More than 150 farmers and agribusiness professionals took part in Weeds Week events around the state this summer. The 2016 Weeds Week program, held July 18 to 22, was the second year Iowa State University Extension has offered the event. The program this year was held at five locations across the state. It included presentations by ISU specialists on weed identification, evaluating herbicide sites of action, and developing long-term, field-specific weed management plans as well as field plot tours.
This year’s program at Weeds Week events included an additional component to help farmers evaluate and plan for successful weed control. “Weeds Week encourages farmers to make long-term weed management plans,” says Joel DeJong, ISU Extension field agronomist in northwest Iowa. “And farmers who made changes this year based on what they learned last year are generally seeing good results in 2016 weed control, thanks to these changes.”

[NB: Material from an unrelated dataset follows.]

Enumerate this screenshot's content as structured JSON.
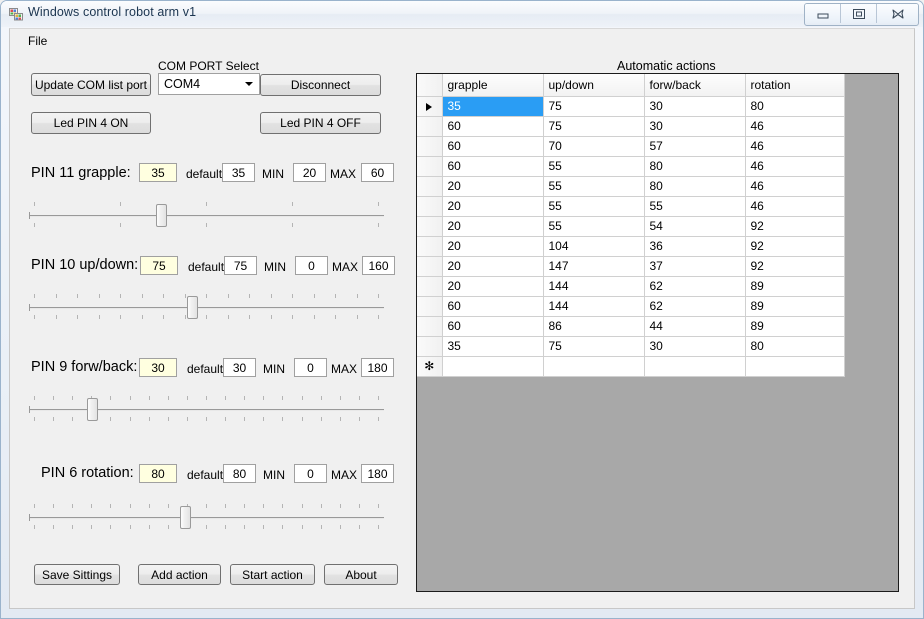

Designing an effective herbicide program for your fields
“This year at Weeds Week meetings we took people through the actual process of designing effective weed management programs. We provided the participants the time to develop their own weed control strategy based around their major weeds of concern,” says Virgil Schmitt, an ISU Extension field agronomist.
Morgan and Evan McCarty are brothers who’ve attended a Weeds Week program each of the past two years. They farm with their father near Royal in northwest Iowa, and do all of the spraying of herbicide applications to their corn and soybean fields. Morgan and Evan decided to attend the Weeds Week program to learn more about using multiple sites of action and scouting.
“We realized that Roundup isn’t the cure, and wanted to learn about different herbicide programs,” says Evan.
Plan 2 to 3 years ahead to properly schedule herbicides
At the 2015 and 2016 Weeds Week programs, Evan and Morgan learned about planning two to three years in advance to hit different herbicide groups, and not to use the same family of herbicides every year. Evan says they were also told about the economic impact of ignoring resistance and not managing weeds early on.
“Two years in a row, we heard that you should spend more money on weed control early on to avoid additional costs later, but we didn’t act on it,” says Evan. "After we attended Weeds Week last year, we decided to take the ISU Extension weed management specialists’ advice and we took action earlier in the season this year, to avoid late-season weed consequences.”
Changes paid off, these farmers have good weed control in 2016
Morgan says the changes have paid off, and they are seeing good weed control this year. “We are seeing good results from the management changes we made over the past year,” notes Morgan. “We’ve had a couple issues with giant ragweed and waterhemp, but besides that, our fields look really clean.”
The ISU Weeds Week program also allowed farmers and agribusiness professionals to discuss their specific weed problems with one another and gave them the opportunity to have ISU Extension and Outreach specialists answer their questions.
“We provided opportunities for participants to identify factors that would influence the effectiveness of a herbicide program, whether or not a single application would be effective, and non-chemical techniques that impact weed management,” says Schmitt. “We then used their answers as the jumping-off point to address some of those issues. People learned from each other, as well as from ISU Extension and Outreach staff.”